*** Opening Dataset ***
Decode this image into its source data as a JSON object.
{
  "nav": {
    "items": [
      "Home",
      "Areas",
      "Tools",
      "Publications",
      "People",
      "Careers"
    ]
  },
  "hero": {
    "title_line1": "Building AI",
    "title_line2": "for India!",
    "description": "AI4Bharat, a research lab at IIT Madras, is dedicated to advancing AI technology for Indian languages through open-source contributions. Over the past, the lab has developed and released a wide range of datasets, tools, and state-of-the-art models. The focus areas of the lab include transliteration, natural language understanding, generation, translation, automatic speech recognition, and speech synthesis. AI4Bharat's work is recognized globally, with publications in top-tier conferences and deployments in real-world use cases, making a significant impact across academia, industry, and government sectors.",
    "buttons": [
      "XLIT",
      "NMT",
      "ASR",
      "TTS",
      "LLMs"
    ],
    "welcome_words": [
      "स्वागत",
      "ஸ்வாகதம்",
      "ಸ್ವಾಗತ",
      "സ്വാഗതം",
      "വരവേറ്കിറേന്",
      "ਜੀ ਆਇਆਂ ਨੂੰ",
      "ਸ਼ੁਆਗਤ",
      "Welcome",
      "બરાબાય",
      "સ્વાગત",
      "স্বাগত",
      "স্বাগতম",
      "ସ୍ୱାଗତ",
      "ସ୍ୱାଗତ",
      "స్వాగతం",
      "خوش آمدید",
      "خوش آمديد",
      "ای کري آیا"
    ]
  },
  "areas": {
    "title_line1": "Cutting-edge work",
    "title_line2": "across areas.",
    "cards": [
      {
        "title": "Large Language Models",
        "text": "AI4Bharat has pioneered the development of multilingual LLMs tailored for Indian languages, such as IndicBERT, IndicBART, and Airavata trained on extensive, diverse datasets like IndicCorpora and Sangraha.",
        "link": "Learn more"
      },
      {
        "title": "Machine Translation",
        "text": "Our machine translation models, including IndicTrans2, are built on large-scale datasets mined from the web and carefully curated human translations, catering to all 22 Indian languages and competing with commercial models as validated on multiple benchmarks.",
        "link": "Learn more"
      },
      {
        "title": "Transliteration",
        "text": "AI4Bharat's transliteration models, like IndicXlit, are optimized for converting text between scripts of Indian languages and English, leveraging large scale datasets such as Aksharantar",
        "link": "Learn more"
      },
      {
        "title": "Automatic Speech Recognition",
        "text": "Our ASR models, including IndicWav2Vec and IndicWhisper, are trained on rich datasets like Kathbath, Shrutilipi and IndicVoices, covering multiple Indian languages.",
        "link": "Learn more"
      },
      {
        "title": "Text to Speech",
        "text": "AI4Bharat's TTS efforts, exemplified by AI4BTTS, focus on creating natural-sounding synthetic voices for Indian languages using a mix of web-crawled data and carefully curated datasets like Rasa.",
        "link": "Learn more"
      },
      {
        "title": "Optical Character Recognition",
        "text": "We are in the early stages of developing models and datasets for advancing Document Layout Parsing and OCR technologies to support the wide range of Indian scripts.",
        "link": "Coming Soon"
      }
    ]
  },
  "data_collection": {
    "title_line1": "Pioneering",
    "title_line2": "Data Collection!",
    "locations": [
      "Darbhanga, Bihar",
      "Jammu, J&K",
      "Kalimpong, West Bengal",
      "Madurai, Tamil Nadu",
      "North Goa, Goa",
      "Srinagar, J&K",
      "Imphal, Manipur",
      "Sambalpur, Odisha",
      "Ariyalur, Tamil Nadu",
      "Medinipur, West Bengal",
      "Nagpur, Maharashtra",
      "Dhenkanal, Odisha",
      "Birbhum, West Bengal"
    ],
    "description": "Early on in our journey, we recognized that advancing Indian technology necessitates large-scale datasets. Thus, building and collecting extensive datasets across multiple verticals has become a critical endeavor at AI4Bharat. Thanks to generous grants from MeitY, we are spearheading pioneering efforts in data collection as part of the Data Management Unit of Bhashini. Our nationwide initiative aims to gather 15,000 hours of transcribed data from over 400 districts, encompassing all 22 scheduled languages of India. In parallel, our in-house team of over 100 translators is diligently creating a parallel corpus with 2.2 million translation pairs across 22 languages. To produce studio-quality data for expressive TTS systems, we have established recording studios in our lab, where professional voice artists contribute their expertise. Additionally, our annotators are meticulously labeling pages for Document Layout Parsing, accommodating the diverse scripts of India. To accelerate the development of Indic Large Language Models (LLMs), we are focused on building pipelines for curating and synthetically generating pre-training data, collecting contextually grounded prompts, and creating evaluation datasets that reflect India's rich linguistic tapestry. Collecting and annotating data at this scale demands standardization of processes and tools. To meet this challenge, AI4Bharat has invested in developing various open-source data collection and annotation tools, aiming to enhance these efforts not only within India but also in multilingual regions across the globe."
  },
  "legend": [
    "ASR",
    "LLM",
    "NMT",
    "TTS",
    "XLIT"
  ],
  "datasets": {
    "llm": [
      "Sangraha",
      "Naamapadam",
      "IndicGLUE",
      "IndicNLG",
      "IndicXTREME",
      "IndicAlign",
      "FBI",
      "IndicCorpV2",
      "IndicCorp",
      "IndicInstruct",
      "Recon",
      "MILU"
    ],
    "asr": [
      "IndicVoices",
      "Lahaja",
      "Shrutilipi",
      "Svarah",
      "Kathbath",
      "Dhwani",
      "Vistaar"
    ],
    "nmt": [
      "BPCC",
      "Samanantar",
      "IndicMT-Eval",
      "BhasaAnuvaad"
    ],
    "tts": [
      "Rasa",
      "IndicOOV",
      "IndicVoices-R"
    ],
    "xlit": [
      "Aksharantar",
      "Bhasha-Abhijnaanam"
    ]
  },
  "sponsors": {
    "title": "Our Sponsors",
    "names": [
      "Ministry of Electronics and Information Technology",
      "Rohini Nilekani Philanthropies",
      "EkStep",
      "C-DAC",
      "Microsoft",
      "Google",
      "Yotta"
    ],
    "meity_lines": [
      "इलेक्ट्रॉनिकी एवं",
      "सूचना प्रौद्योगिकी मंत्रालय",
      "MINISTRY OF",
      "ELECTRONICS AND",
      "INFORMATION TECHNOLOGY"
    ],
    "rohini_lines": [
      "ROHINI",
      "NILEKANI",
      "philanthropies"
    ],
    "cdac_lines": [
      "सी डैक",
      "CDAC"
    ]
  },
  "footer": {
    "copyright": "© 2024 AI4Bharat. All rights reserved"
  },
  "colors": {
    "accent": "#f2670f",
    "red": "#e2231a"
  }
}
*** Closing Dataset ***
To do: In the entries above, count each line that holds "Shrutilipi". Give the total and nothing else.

Reply to the task: 2